TASK:
Within the listing below, please show every line carrying the string "text".

RECORDS FOR THE EXERCISE:
-- Opening Marker --

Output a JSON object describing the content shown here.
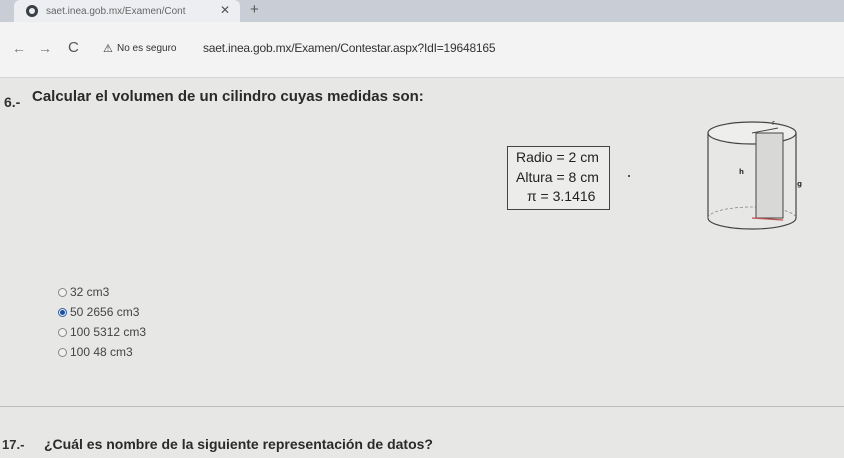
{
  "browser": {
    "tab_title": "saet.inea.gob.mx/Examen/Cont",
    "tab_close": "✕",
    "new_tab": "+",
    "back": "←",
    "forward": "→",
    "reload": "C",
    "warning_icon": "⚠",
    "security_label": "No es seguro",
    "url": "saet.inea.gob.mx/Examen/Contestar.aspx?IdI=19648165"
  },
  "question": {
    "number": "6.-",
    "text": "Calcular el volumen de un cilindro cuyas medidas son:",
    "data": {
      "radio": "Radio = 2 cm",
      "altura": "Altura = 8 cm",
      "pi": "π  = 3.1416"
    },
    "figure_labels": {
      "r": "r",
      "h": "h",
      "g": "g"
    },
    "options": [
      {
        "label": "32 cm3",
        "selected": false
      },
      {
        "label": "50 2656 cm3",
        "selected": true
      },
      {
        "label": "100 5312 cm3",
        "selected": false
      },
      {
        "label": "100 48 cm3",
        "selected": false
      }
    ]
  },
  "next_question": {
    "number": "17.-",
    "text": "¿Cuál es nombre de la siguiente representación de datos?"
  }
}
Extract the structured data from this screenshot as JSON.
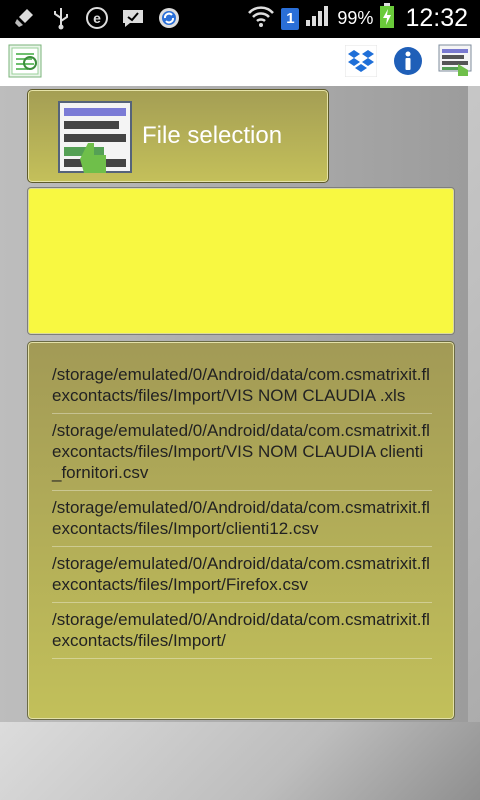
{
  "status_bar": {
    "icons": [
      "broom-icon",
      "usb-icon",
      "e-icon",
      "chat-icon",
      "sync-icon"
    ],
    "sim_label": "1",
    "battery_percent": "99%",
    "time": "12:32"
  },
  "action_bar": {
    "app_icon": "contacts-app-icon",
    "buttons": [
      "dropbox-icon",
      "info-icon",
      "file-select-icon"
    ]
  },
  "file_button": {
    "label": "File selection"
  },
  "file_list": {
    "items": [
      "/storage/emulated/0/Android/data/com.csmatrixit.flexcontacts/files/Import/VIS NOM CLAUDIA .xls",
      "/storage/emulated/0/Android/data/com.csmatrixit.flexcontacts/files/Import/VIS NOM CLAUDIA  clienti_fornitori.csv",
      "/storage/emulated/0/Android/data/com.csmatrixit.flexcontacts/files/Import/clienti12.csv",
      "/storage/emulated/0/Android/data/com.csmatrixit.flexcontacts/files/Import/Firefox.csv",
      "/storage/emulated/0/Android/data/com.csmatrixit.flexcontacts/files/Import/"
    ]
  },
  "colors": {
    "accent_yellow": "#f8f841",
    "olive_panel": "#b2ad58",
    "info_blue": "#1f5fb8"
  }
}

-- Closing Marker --

WRITTEN SOLUTION:
    "text": "Calcular el volumen de un cilindro cuyas medidas son:",
    "text": "¿Cuál es nombre de la siguiente representación de datos?"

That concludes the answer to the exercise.